* [MATERIALS PROVIDED]:

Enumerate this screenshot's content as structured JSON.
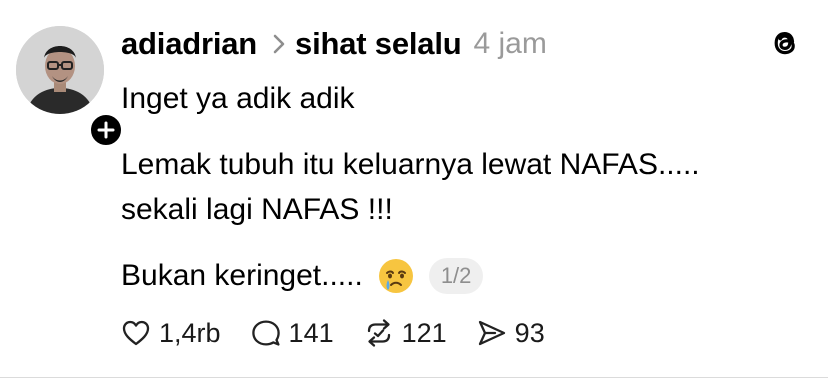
{
  "post": {
    "author": "adiadrian",
    "topic": "sihat selalu",
    "time": "4 jam",
    "lines": [
      "Inget ya adik adik",
      "Lemak tubuh itu keluarnya lewat NAFAS.....",
      "sekali lagi NAFAS !!!",
      "Bukan keringet....."
    ],
    "page_indicator": "1/2",
    "emoji": "face-holding-back-tears-icon"
  },
  "actions": {
    "likes": "1,4rb",
    "replies": "141",
    "reposts": "121",
    "shares": "93"
  },
  "colors": {
    "text": "#000000",
    "muted": "#9a9a9a",
    "badge_bg": "#efefef",
    "emoji_yellow": "#f7c540",
    "tear_blue": "#5aa9e6"
  }
}
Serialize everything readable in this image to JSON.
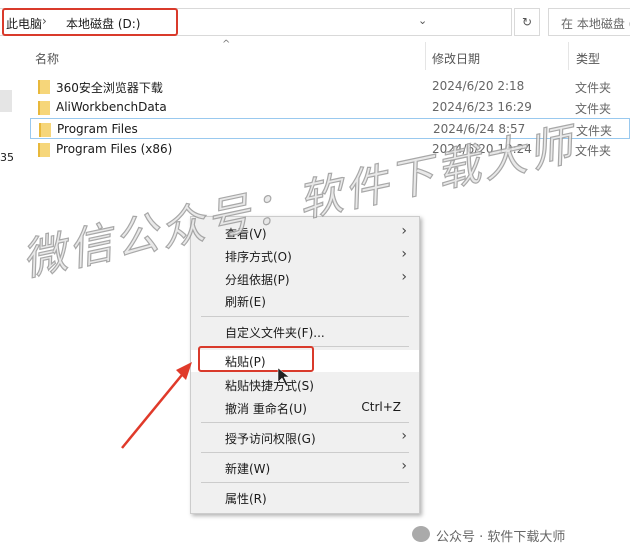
{
  "address": {
    "crumbs": [
      "此电脑",
      "本地磁盘 (D:)"
    ],
    "separator": "›",
    "dropdown": "⌄",
    "refresh": "↻",
    "search_placeholder": "在 本地磁盘 (D:)"
  },
  "sidebar": {
    "partial_text": "35"
  },
  "columns": {
    "name": "名称",
    "date": "修改日期",
    "type": "类型"
  },
  "files": [
    {
      "name": "360安全浏览器下载",
      "date": "2024/6/20 2:18",
      "type": "文件夹"
    },
    {
      "name": "AliWorkbenchData",
      "date": "2024/6/23 16:29",
      "type": "文件夹"
    },
    {
      "name": "Program Files",
      "date": "2024/6/24 8:57",
      "type": "文件夹"
    },
    {
      "name": "Program Files (x86)",
      "date": "2024/6/20 19:24",
      "type": "文件夹"
    }
  ],
  "menu": {
    "view": "查看(V)",
    "sort": "排序方式(O)",
    "group": "分组依据(P)",
    "refresh": "刷新(E)",
    "customize": "自定义文件夹(F)...",
    "paste": "粘贴(P)",
    "paste_shortcut": "粘贴快捷方式(S)",
    "undo": "撤消 重命名(U)",
    "undo_shortcut": "Ctrl+Z",
    "grant": "授予访问权限(G)",
    "new": "新建(W)",
    "properties": "属性(R)",
    "submenu_arrow": "›"
  },
  "watermark": "微信公众号：软件下载大师",
  "footer": "公众号 · 软件下载大师",
  "colors": {
    "highlight": "#d93a2b",
    "selection": "#99c9ef"
  }
}
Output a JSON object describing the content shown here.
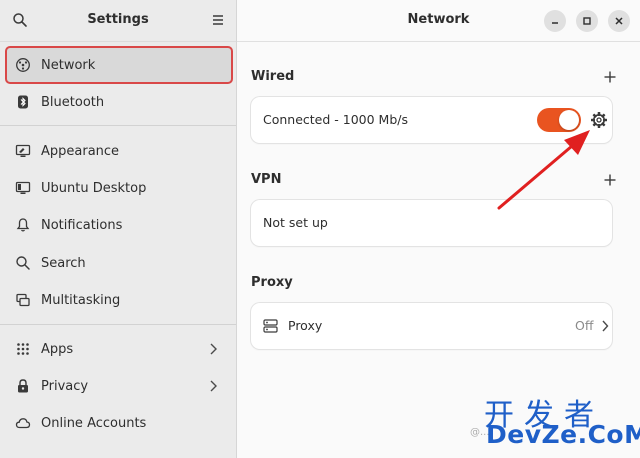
{
  "sidebar": {
    "title": "Settings",
    "search_icon": "search-icon",
    "menu_icon": "hamburger-menu-icon",
    "items": [
      {
        "label": "Network",
        "icon": "network-icon",
        "selected": true
      },
      {
        "label": "Bluetooth",
        "icon": "bluetooth-icon"
      },
      {
        "label": "Appearance",
        "icon": "appearance-icon"
      },
      {
        "label": "Ubuntu Desktop",
        "icon": "ubuntu-desktop-icon"
      },
      {
        "label": "Notifications",
        "icon": "bell-icon"
      },
      {
        "label": "Search",
        "icon": "search-icon"
      },
      {
        "label": "Multitasking",
        "icon": "multitasking-icon"
      },
      {
        "label": "Apps",
        "icon": "apps-grid-icon",
        "has_submenu": true
      },
      {
        "label": "Privacy",
        "icon": "lock-icon",
        "has_submenu": true
      },
      {
        "label": "Online Accounts",
        "icon": "cloud-icon"
      }
    ]
  },
  "main": {
    "title": "Network",
    "window_controls": [
      "minimize-icon",
      "maximize-icon",
      "close-icon"
    ],
    "wired": {
      "title": "Wired",
      "connection_label": "Connected - 1000 Mb/s",
      "toggle_on": true
    },
    "vpn": {
      "title": "VPN",
      "status": "Not set up"
    },
    "proxy": {
      "title": "Proxy",
      "label": "Proxy",
      "status": "Off"
    }
  },
  "watermark": {
    "cn": "开发者",
    "en": "DevZe.CoM",
    "small": "@..."
  },
  "colors": {
    "accent": "#e95420",
    "annotation_red": "#e02020",
    "selection_outline": "#d94848",
    "watermark_blue": "#1f5fc8"
  }
}
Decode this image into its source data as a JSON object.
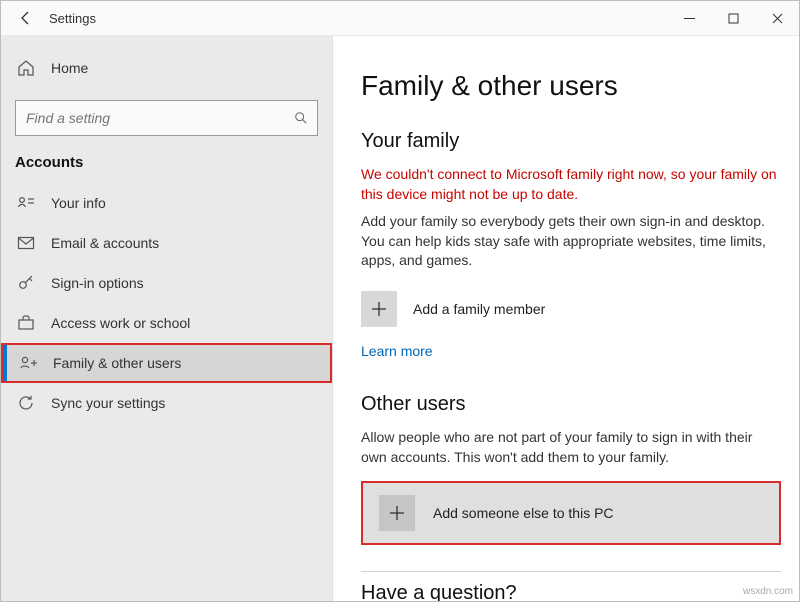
{
  "titlebar": {
    "title": "Settings"
  },
  "sidebar": {
    "home_label": "Home",
    "search_placeholder": "Find a setting",
    "section": "Accounts",
    "items": [
      {
        "label": "Your info"
      },
      {
        "label": "Email & accounts"
      },
      {
        "label": "Sign-in options"
      },
      {
        "label": "Access work or school"
      },
      {
        "label": "Family & other users"
      },
      {
        "label": "Sync your settings"
      }
    ]
  },
  "main": {
    "page_title": "Family & other users",
    "your_family_heading": "Your family",
    "error": "We couldn't connect to Microsoft family right now, so your family on this device might not be up to date.",
    "family_text": "Add your family so everybody gets their own sign-in and desktop. You can help kids stay safe with appropriate websites, time limits, apps, and games.",
    "add_family_label": "Add a family member",
    "learn_more": "Learn more",
    "other_heading": "Other users",
    "other_text": "Allow people who are not part of your family to sign in with their own accounts. This won't add them to your family.",
    "add_other_label": "Add someone else to this PC",
    "question_heading": "Have a question?"
  },
  "watermark": "wsxdn.com"
}
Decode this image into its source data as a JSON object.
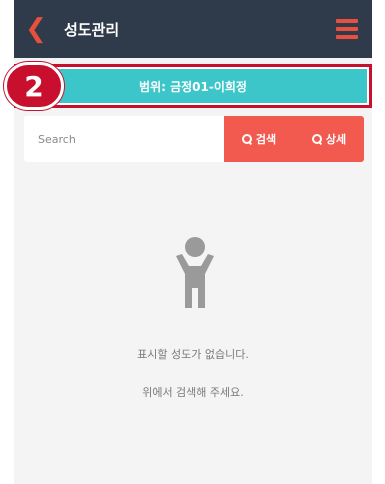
{
  "header": {
    "back_icon": "chevron-left-icon",
    "title": "성도관리",
    "menu_icon": "hamburger-menu-icon"
  },
  "scope": {
    "text": "범위: 금정01-이희정"
  },
  "step_badge": {
    "number": "2"
  },
  "search": {
    "placeholder": "Search",
    "value": "",
    "search_button": "검색",
    "detail_button": "상세"
  },
  "empty_state": {
    "icon": "person-raised-arms-icon",
    "line1": "표시할 성도가 없습니다.",
    "line2": "위에서 검색해 주세요."
  },
  "colors": {
    "header_bg": "#2f3a4a",
    "accent_red": "#e8503e",
    "scope_teal": "#3cc6c9",
    "button_coral": "#f25a50",
    "highlight_red": "#c8102e"
  }
}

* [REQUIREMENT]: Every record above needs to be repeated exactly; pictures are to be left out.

* [OUTPUT OF THE TASK]:
Enumerate this screenshot's content as structured JSON.
{
  "post": {
    "author": "adiadrian",
    "topic": "sihat selalu",
    "time": "4 jam",
    "lines": [
      "Inget ya adik adik",
      "Lemak tubuh itu keluarnya lewat NAFAS.....",
      "sekali lagi NAFAS !!!",
      "Bukan keringet....."
    ],
    "page_indicator": "1/2",
    "emoji": "face-holding-back-tears-icon"
  },
  "actions": {
    "likes": "1,4rb",
    "replies": "141",
    "reposts": "121",
    "shares": "93"
  },
  "colors": {
    "text": "#000000",
    "muted": "#9a9a9a",
    "badge_bg": "#efefef",
    "emoji_yellow": "#f7c540",
    "tear_blue": "#5aa9e6"
  }
}
Serialize everything readable in this image to JSON.
{
  "address": {
    "crumbs": [
      "此电脑",
      "本地磁盘 (D:)"
    ],
    "separator": "›",
    "dropdown": "⌄",
    "refresh": "↻",
    "search_placeholder": "在 本地磁盘 (D:)"
  },
  "sidebar": {
    "partial_text": "35"
  },
  "columns": {
    "name": "名称",
    "date": "修改日期",
    "type": "类型"
  },
  "files": [
    {
      "name": "360安全浏览器下载",
      "date": "2024/6/20 2:18",
      "type": "文件夹"
    },
    {
      "name": "AliWorkbenchData",
      "date": "2024/6/23 16:29",
      "type": "文件夹"
    },
    {
      "name": "Program Files",
      "date": "2024/6/24 8:57",
      "type": "文件夹"
    },
    {
      "name": "Program Files (x86)",
      "date": "2024/6/20 19:24",
      "type": "文件夹"
    }
  ],
  "menu": {
    "view": "查看(V)",
    "sort": "排序方式(O)",
    "group": "分组依据(P)",
    "refresh": "刷新(E)",
    "customize": "自定义文件夹(F)...",
    "paste": "粘贴(P)",
    "paste_shortcut": "粘贴快捷方式(S)",
    "undo": "撤消 重命名(U)",
    "undo_shortcut": "Ctrl+Z",
    "grant": "授予访问权限(G)",
    "new": "新建(W)",
    "properties": "属性(R)",
    "submenu_arrow": "›"
  },
  "watermark": "微信公众号：软件下载大师",
  "footer": "公众号 · 软件下载大师",
  "colors": {
    "highlight": "#d93a2b",
    "selection": "#99c9ef"
  }
}
Output a JSON object describing the content shown here.
{
  "sidebar": {
    "title": "Settings",
    "search_icon": "search-icon",
    "menu_icon": "hamburger-menu-icon",
    "items": [
      {
        "label": "Network",
        "icon": "network-icon",
        "selected": true
      },
      {
        "label": "Bluetooth",
        "icon": "bluetooth-icon"
      },
      {
        "label": "Appearance",
        "icon": "appearance-icon"
      },
      {
        "label": "Ubuntu Desktop",
        "icon": "ubuntu-desktop-icon"
      },
      {
        "label": "Notifications",
        "icon": "bell-icon"
      },
      {
        "label": "Search",
        "icon": "search-icon"
      },
      {
        "label": "Multitasking",
        "icon": "multitasking-icon"
      },
      {
        "label": "Apps",
        "icon": "apps-grid-icon",
        "has_submenu": true
      },
      {
        "label": "Privacy",
        "icon": "lock-icon",
        "has_submenu": true
      },
      {
        "label": "Online Accounts",
        "icon": "cloud-icon"
      }
    ]
  },
  "main": {
    "title": "Network",
    "window_controls": [
      "minimize-icon",
      "maximize-icon",
      "close-icon"
    ],
    "wired": {
      "title": "Wired",
      "connection_label": "Connected - 1000 Mb/s",
      "toggle_on": true
    },
    "vpn": {
      "title": "VPN",
      "status": "Not set up"
    },
    "proxy": {
      "title": "Proxy",
      "label": "Proxy",
      "status": "Off"
    }
  },
  "watermark": {
    "cn": "开发者",
    "en": "DevZe.CoM",
    "small": "@..."
  },
  "colors": {
    "accent": "#e95420",
    "annotation_red": "#e02020",
    "selection_outline": "#d94848",
    "watermark_blue": "#1f5fc8"
  }
}
Decode this image into its source data as a JSON object.
{
  "titlebar": {
    "title": "Settings"
  },
  "sidebar": {
    "home_label": "Home",
    "search_placeholder": "Find a setting",
    "section": "Accounts",
    "items": [
      {
        "label": "Your info"
      },
      {
        "label": "Email & accounts"
      },
      {
        "label": "Sign-in options"
      },
      {
        "label": "Access work or school"
      },
      {
        "label": "Family & other users"
      },
      {
        "label": "Sync your settings"
      }
    ]
  },
  "main": {
    "page_title": "Family & other users",
    "your_family_heading": "Your family",
    "error": "We couldn't connect to Microsoft family right now, so your family on this device might not be up to date.",
    "family_text": "Add your family so everybody gets their own sign-in and desktop. You can help kids stay safe with appropriate websites, time limits, apps, and games.",
    "add_family_label": "Add a family member",
    "learn_more": "Learn more",
    "other_heading": "Other users",
    "other_text": "Allow people who are not part of your family to sign in with their own accounts. This won't add them to your family.",
    "add_other_label": "Add someone else to this PC",
    "question_heading": "Have a question?"
  },
  "watermark": "wsxdn.com"
}
Decode this image into its source data as a JSON object.
{
  "header": {
    "back_icon": "chevron-left-icon",
    "title": "성도관리",
    "menu_icon": "hamburger-menu-icon"
  },
  "scope": {
    "text": "범위: 금정01-이희정"
  },
  "step_badge": {
    "number": "2"
  },
  "search": {
    "placeholder": "Search",
    "value": "",
    "search_button": "검색",
    "detail_button": "상세"
  },
  "empty_state": {
    "icon": "person-raised-arms-icon",
    "line1": "표시할 성도가 없습니다.",
    "line2": "위에서 검색해 주세요."
  },
  "colors": {
    "header_bg": "#2f3a4a",
    "accent_red": "#e8503e",
    "scope_teal": "#3cc6c9",
    "button_coral": "#f25a50",
    "highlight_red": "#c8102e"
  }
}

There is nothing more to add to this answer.